[Data under study]
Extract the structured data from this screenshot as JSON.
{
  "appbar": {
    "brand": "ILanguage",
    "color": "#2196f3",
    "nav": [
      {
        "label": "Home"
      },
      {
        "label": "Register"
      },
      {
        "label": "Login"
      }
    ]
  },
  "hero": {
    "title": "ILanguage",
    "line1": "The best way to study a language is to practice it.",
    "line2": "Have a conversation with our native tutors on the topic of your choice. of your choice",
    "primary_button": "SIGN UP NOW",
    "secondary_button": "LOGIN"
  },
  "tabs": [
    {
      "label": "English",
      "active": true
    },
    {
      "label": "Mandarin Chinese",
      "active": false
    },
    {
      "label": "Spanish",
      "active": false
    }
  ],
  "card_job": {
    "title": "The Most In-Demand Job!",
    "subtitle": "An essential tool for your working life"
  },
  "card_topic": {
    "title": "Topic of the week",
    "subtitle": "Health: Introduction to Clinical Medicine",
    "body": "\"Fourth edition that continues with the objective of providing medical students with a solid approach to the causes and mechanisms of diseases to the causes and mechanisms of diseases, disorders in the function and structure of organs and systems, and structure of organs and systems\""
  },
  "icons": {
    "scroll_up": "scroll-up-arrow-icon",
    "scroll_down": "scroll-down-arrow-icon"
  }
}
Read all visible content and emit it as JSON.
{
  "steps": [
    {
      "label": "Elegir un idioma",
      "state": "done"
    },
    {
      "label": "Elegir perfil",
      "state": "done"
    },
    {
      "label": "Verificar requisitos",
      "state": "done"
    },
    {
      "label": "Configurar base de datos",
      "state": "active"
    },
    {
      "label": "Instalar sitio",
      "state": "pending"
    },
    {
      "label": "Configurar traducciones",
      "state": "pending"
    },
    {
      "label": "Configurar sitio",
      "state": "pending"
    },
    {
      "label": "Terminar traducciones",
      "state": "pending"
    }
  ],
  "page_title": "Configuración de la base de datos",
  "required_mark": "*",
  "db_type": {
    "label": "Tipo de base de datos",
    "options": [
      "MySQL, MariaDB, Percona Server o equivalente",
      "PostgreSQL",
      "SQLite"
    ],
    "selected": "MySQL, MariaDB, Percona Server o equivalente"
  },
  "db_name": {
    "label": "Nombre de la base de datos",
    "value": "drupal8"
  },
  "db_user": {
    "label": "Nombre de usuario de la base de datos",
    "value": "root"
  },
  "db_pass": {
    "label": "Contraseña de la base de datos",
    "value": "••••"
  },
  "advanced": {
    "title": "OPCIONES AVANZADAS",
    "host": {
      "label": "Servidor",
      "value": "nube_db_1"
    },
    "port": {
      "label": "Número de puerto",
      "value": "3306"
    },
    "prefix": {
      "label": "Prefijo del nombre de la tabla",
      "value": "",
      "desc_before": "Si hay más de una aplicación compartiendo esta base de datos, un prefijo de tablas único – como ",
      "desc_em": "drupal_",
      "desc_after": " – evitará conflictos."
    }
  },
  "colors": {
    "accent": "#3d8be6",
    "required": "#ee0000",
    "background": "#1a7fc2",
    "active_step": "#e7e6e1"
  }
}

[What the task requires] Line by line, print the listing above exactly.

[Completed task]
Extract the structured data from this screenshot as JSON.
{
  "appbar": {
    "brand": "ILanguage",
    "color": "#2196f3",
    "nav": [
      {
        "label": "Home"
      },
      {
        "label": "Register"
      },
      {
        "label": "Login"
      }
    ]
  },
  "hero": {
    "title": "ILanguage",
    "line1": "The best way to study a language is to practice it.",
    "line2": "Have a conversation with our native tutors on the topic of your choice. of your choice",
    "primary_button": "SIGN UP NOW",
    "secondary_button": "LOGIN"
  },
  "tabs": [
    {
      "label": "English",
      "active": true
    },
    {
      "label": "Mandarin Chinese",
      "active": false
    },
    {
      "label": "Spanish",
      "active": false
    }
  ],
  "card_job": {
    "title": "The Most In-Demand Job!",
    "subtitle": "An essential tool for your working life"
  },
  "card_topic": {
    "title": "Topic of the week",
    "subtitle": "Health: Introduction to Clinical Medicine",
    "body": "\"Fourth edition that continues with the objective of providing medical students with a solid approach to the causes and mechanisms of diseases to the causes and mechanisms of diseases, disorders in the function and structure of organs and systems, and structure of organs and systems\""
  },
  "icons": {
    "scroll_up": "scroll-up-arrow-icon",
    "scroll_down": "scroll-down-arrow-icon"
  }
}
Read all visible content and emit it as JSON.
{
  "steps": [
    {
      "label": "Elegir un idioma",
      "state": "done"
    },
    {
      "label": "Elegir perfil",
      "state": "done"
    },
    {
      "label": "Verificar requisitos",
      "state": "done"
    },
    {
      "label": "Configurar base de datos",
      "state": "active"
    },
    {
      "label": "Instalar sitio",
      "state": "pending"
    },
    {
      "label": "Configurar traducciones",
      "state": "pending"
    },
    {
      "label": "Configurar sitio",
      "state": "pending"
    },
    {
      "label": "Terminar traducciones",
      "state": "pending"
    }
  ],
  "page_title": "Configuración de la base de datos",
  "required_mark": "*",
  "db_type": {
    "label": "Tipo de base de datos",
    "options": [
      "MySQL, MariaDB, Percona Server o equivalente",
      "PostgreSQL",
      "SQLite"
    ],
    "selected": "MySQL, MariaDB, Percona Server o equivalente"
  },
  "db_name": {
    "label": "Nombre de la base de datos",
    "value": "drupal8"
  },
  "db_user": {
    "label": "Nombre de usuario de la base de datos",
    "value": "root"
  },
  "db_pass": {
    "label": "Contraseña de la base de datos",
    "value": "••••"
  },
  "advanced": {
    "title": "OPCIONES AVANZADAS",
    "host": {
      "label": "Servidor",
      "value": "nube_db_1"
    },
    "port": {
      "label": "Número de puerto",
      "value": "3306"
    },
    "prefix": {
      "label": "Prefijo del nombre de la tabla",
      "value": "",
      "desc_before": "Si hay más de una aplicación compartiendo esta base de datos, un prefijo de tablas único – como ",
      "desc_em": "drupal_",
      "desc_after": " – evitará conflictos."
    }
  },
  "colors": {
    "accent": "#3d8be6",
    "required": "#ee0000",
    "background": "#1a7fc2",
    "active_step": "#e7e6e1"
  }
}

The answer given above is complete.